USA online store providing top quality pre mixed peptides: What are the benefits of skin peptides? It blurs the wrinkles – by stimulating collagen production, the peptides cover the existing wrinkles and give the skin a younger look. At the same time, the higher level of collagen will prevent premature aging of the skin. Enhance the elasticity and firmness of the skin – the increased intake of collagen will keep the skin firmer and more elastic, despite the passing of years. They have anti-inflammatory effects – peptides can fight inflammation, especially that caused by excessive skin exposure to ultraviolet radiation. Accelerates the healing of skin lesions – some types of peptides have the ability to stimulate the skin’s regeneration process, thus speeding up the healing of some lesions.

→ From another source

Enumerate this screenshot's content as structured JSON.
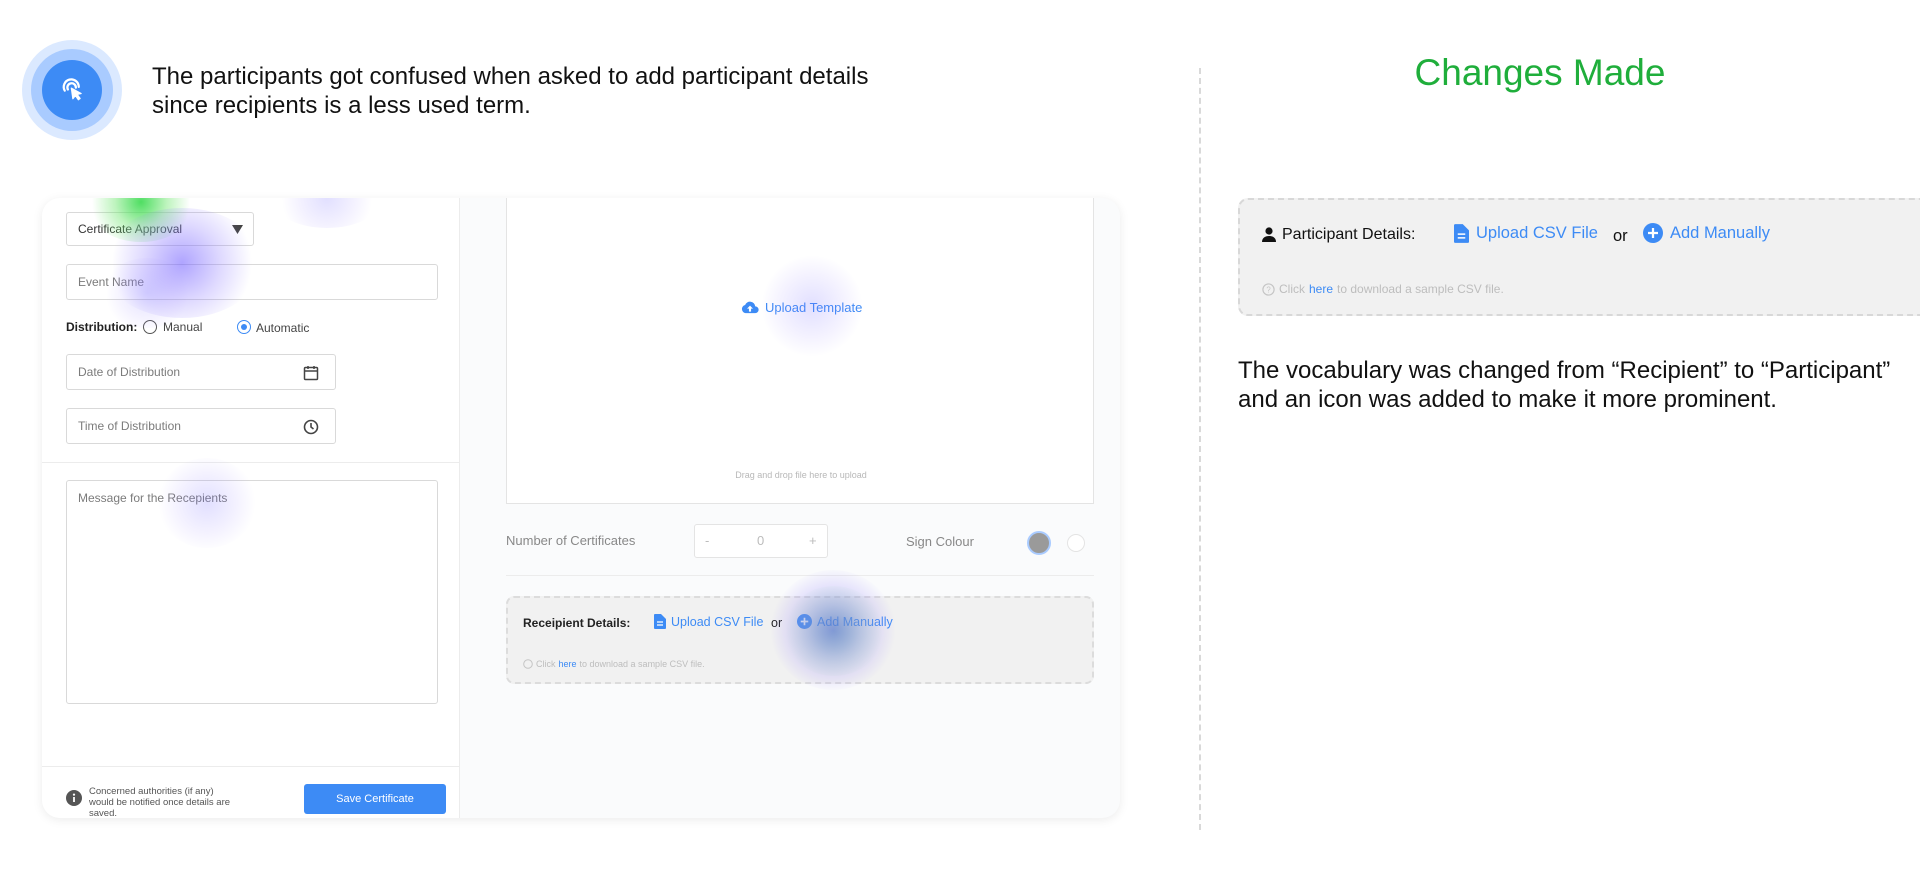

Endogenous peptides have also been utilized for research and medical interventions. They can be monitored for diagnostic purposes, such as in the case of C-peptide, which is used to monitor insulin production and to help determine the cause of low blood sugar (hypoglycemia). What are some examples of peptides? Synthetic peptides have been studied for over a century. The first synthetic peptide glycyl-glycine (see picture) was discovered by Emil Fischer in collaboration with Ernest Fourneau in 1901. The first polypeptide (oxytocin – nine amino acid sequence) was synthesized by Vincent du Vigneaud in 1953. The development of peptide therapeutics has made many advances over the years. Insulin was the first therapeutic protein to be introduced to treat insulin-dependent diabetes in the 1920s. It was initially isolated from bovine or porcine pancreases, but now human insulin is manufactured using genetically engineered E. coli. There are currently sixty FDA approved peptide drugs in the market, and pharmaceutical companies are increasingly interested in adding to that number. About 140 peptide drugs are in clinical trials and over 500 are in pre-clinical development. Read extra info at Direct Peptides America.

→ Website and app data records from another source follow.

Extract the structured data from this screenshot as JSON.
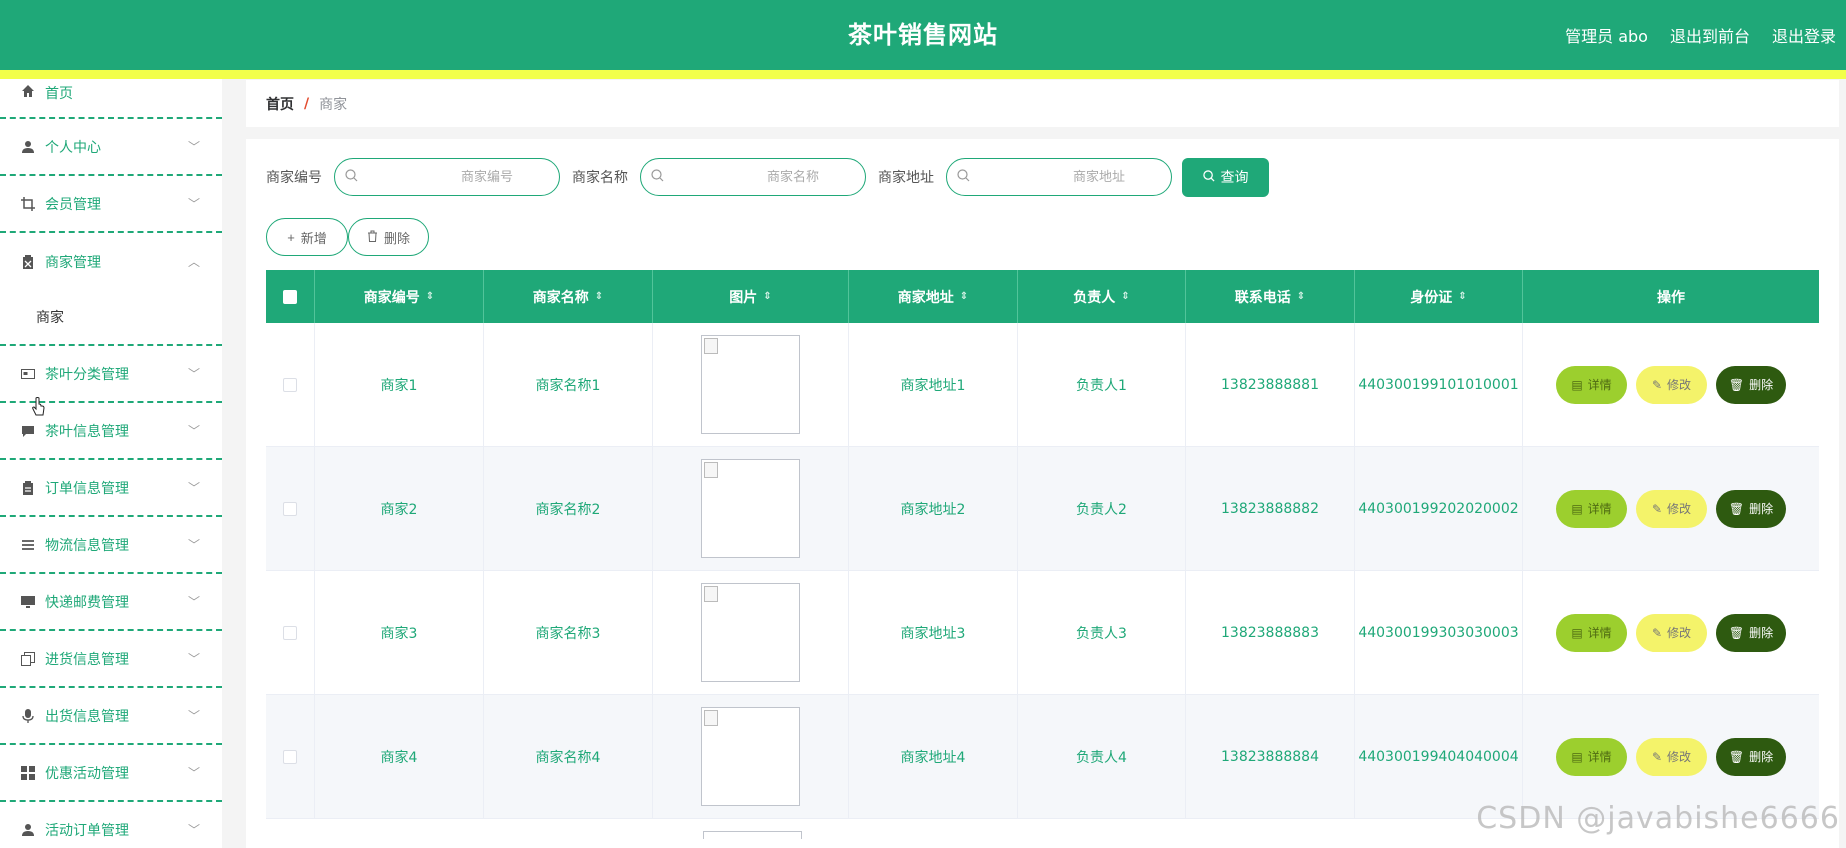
{
  "header": {
    "title": "茶叶销售网站",
    "user_label": "管理员 abo",
    "front_link": "退出到前台",
    "logout_link": "退出登录"
  },
  "sidebar": {
    "items": [
      {
        "label": "首页",
        "icon": "home-icon"
      },
      {
        "label": "个人中心",
        "icon": "user-icon"
      },
      {
        "label": "会员管理",
        "icon": "crop-icon"
      },
      {
        "label": "商家管理",
        "icon": "clipboard-icon"
      },
      {
        "label": "茶叶分类管理",
        "icon": "card-icon"
      },
      {
        "label": "茶叶信息管理",
        "icon": "chat-icon"
      },
      {
        "label": "订单信息管理",
        "icon": "clipboard-icon"
      },
      {
        "label": "物流信息管理",
        "icon": "list-icon"
      },
      {
        "label": "快递邮费管理",
        "icon": "monitor-icon"
      },
      {
        "label": "进货信息管理",
        "icon": "copy-icon"
      },
      {
        "label": "出货信息管理",
        "icon": "microphone-icon"
      },
      {
        "label": "优惠活动管理",
        "icon": "grid-icon"
      },
      {
        "label": "活动订单管理",
        "icon": "user-icon"
      }
    ],
    "submenu_label": "商家"
  },
  "breadcrumb": {
    "home": "首页",
    "separator": "/",
    "current": "商家"
  },
  "search": {
    "field1_label": "商家编号",
    "field1_placeholder": "商家编号",
    "field2_label": "商家名称",
    "field2_placeholder": "商家名称",
    "field3_label": "商家地址",
    "field3_placeholder": "商家地址",
    "query_label": "查询"
  },
  "actions": {
    "add_label": "新增",
    "delete_label": "删除"
  },
  "table": {
    "columns": [
      "商家编号",
      "商家名称",
      "图片",
      "商家地址",
      "负责人",
      "联系电话",
      "身份证",
      "操作"
    ],
    "rows": [
      {
        "id": "商家1",
        "name": "商家名称1",
        "address": "商家地址1",
        "owner": "负责人1",
        "phone": "13823888881",
        "idcard": "440300199101010001"
      },
      {
        "id": "商家2",
        "name": "商家名称2",
        "address": "商家地址2",
        "owner": "负责人2",
        "phone": "13823888882",
        "idcard": "440300199202020002"
      },
      {
        "id": "商家3",
        "name": "商家名称3",
        "address": "商家地址3",
        "owner": "负责人3",
        "phone": "13823888883",
        "idcard": "440300199303030003"
      },
      {
        "id": "商家4",
        "name": "商家名称4",
        "address": "商家地址4",
        "owner": "负责人4",
        "phone": "13823888884",
        "idcard": "440300199404040004"
      }
    ],
    "op_detail": "详情",
    "op_edit": "修改",
    "op_delete": "删除"
  },
  "watermark": "CSDN @javabishe6666",
  "colors": {
    "primary": "#1fa878",
    "accent_yellow": "#f2ff4a",
    "detail_btn": "#9ccf2e",
    "edit_btn": "#f4f36a",
    "delete_btn": "#2e5a10"
  }
}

GH also raises levels of insulin-like growth factor-1 (IGF-1), which is important in the development of lean muscle and is a key factor in the negative feedback loop that causes decreased natural production and release of HGH from the pituitary when the hypothalamus is made aware of the level of HGH in the body. This means that when there are low levels of HGH, the hypothalamus will release stimulators of HGH called Growth Hormone Releasing Hormones (GHRHs), and when the levels are high it will work to lower production. This is one of the reasons that you should only take hormones prescribed by a doctor, so that you can help prevent the troughs when one stops hormones. As peptides work on the GHRH receptors it goes around the negative feedback loop.

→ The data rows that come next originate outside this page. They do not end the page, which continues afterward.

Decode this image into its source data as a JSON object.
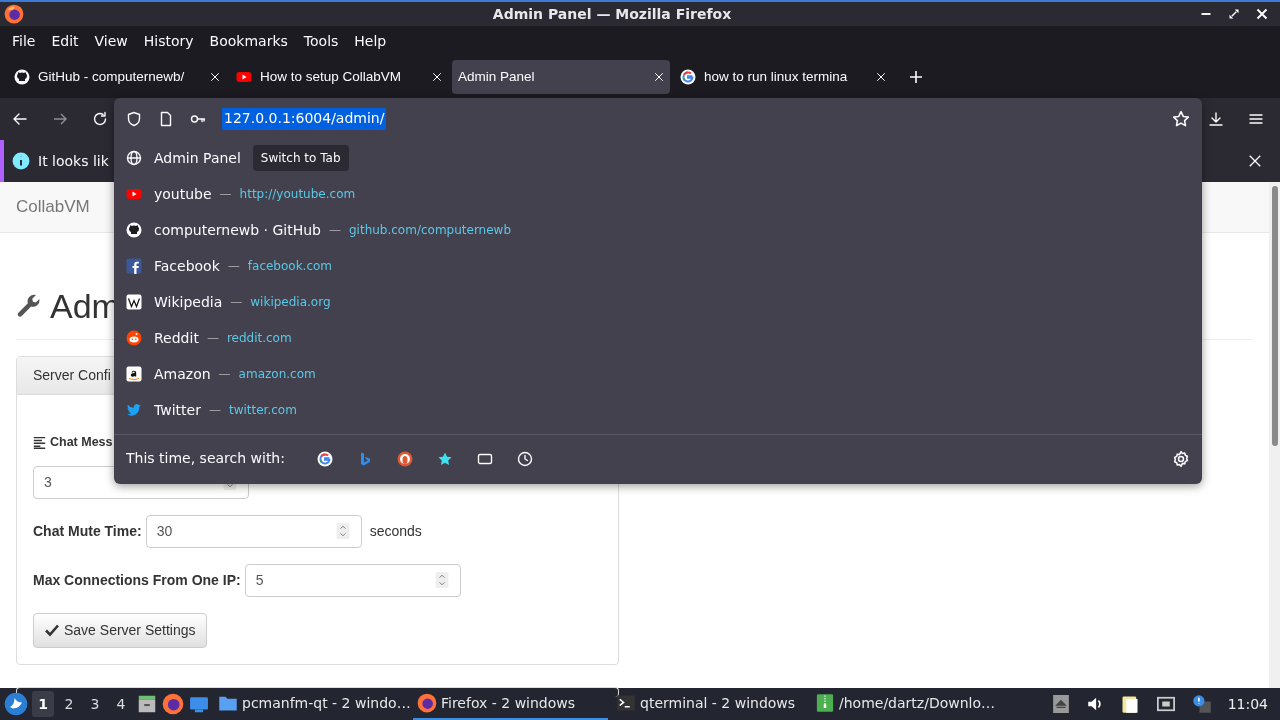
{
  "window": {
    "title": "Admin Panel — Mozilla Firefox"
  },
  "menu": [
    "File",
    "Edit",
    "View",
    "History",
    "Bookmarks",
    "Tools",
    "Help"
  ],
  "tabs": [
    {
      "label": "GitHub - computernewb/",
      "kind": "github",
      "selected": false
    },
    {
      "label": "How to setup CollabVM",
      "kind": "youtube",
      "selected": false
    },
    {
      "label": "Admin Panel",
      "kind": "none",
      "selected": true
    },
    {
      "label": "how to run linux termina",
      "kind": "google",
      "selected": false
    }
  ],
  "address_bar": {
    "url": "127.0.0.1:6004/admin/",
    "url_selected": true
  },
  "notification": {
    "text": "It looks lik"
  },
  "suggestions": [
    {
      "kind": "globe",
      "title": "Admin Panel",
      "action": "Switch to Tab"
    },
    {
      "kind": "youtube",
      "title": "youtube",
      "separator": "—",
      "url": "http://youtube.com"
    },
    {
      "kind": "github",
      "title": "computernewb · GitHub",
      "separator": "—",
      "url": "github.com/computernewb"
    },
    {
      "kind": "facebook",
      "title": "Facebook",
      "separator": "—",
      "url": "facebook.com"
    },
    {
      "kind": "wikipedia",
      "title": "Wikipedia",
      "separator": "—",
      "url": "wikipedia.org"
    },
    {
      "kind": "reddit",
      "title": "Reddit",
      "separator": "—",
      "url": "reddit.com"
    },
    {
      "kind": "amazon",
      "title": "Amazon",
      "separator": "—",
      "url": "amazon.com"
    },
    {
      "kind": "twitter",
      "title": "Twitter",
      "separator": "—",
      "url": "twitter.com"
    }
  ],
  "search_with": {
    "label": "This time, search with:"
  },
  "page": {
    "brand": "CollabVM",
    "heading": "Adm",
    "card_header": "Server Confi",
    "section_label": "Chat Mess",
    "fields": [
      {
        "value": "3"
      },
      {
        "label": "Chat Mute Time:",
        "value": "30",
        "unit": "seconds"
      },
      {
        "label": "Max Connections From One IP:",
        "value": "5"
      }
    ],
    "save_button": "Save Server Settings"
  },
  "taskbar": {
    "workspaces": [
      {
        "label": "1",
        "selected": true
      },
      {
        "label": "2",
        "selected": false
      },
      {
        "label": "3",
        "selected": false
      },
      {
        "label": "4",
        "selected": false
      }
    ],
    "tasks": [
      {
        "label": "pcmanfm-qt - 2 windo…",
        "kind": "folder",
        "selected": false
      },
      {
        "label": "Firefox - 2 windows",
        "kind": "firefox",
        "selected": true
      },
      {
        "label": "qterminal - 2 windows",
        "kind": "terminal",
        "selected": false
      },
      {
        "label": "/home/dartz/Downlo…",
        "kind": "archive",
        "selected": false
      }
    ],
    "clock": "11:04"
  }
}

When your body isn’t absorbing or producing enough amino acids, it can’t produce enough peptides. And when it can’t produce enough peptides, your production of HGH will be lowered. This is why synthetic peptides are becoming a natural draw for many athletes. Benefits of peptides: Peptides were primarily created to treat HGH deficiency, though they offer 3 main benefits to strength and endurance athletes, bodybuilders and powerlifters. Firstly, they are designed to increase the production of Testosterone, so they can improve strength and accelerate muscle growth. Best Peptide Guide Muscle Building: Another benefit of peptides is their anti-inflammatory properties, which allows for better recovery from harder workouts and also faster healing after injuries. The other benefit of peptides is their ability to transport oxygen to the muscles. This make them an attractive option for endurance sports such as swimming, running, and cycling. Read more details at Buy Nasal Peptides USA Direct.
To athletes, protein has always been paramount. But for years, it seemed that only mavens of the beauty world — plastic surgeons, dermatologists and estheticians — harnessed the powers of one particular protein: collagen. Known for smoothing the faces of Hollywood, collagen keeps skin looking younger and plumper via fillers and products. But as researchers realized the powerful protein’s abilities weren’t confined to aesthetics and extended to performance, athletic ability and bodily health, talk about collagen made its way to the locker room. “Collagen is the most abundant protein in the human body,” explains exercise physiologist and nutrition scientist Stacy Sims, Ph.D. It’s a required building block not just for healthy nails, hair and skin, but also for bones, tendons and ligaments. Source: https://direct-peptides.com/about/.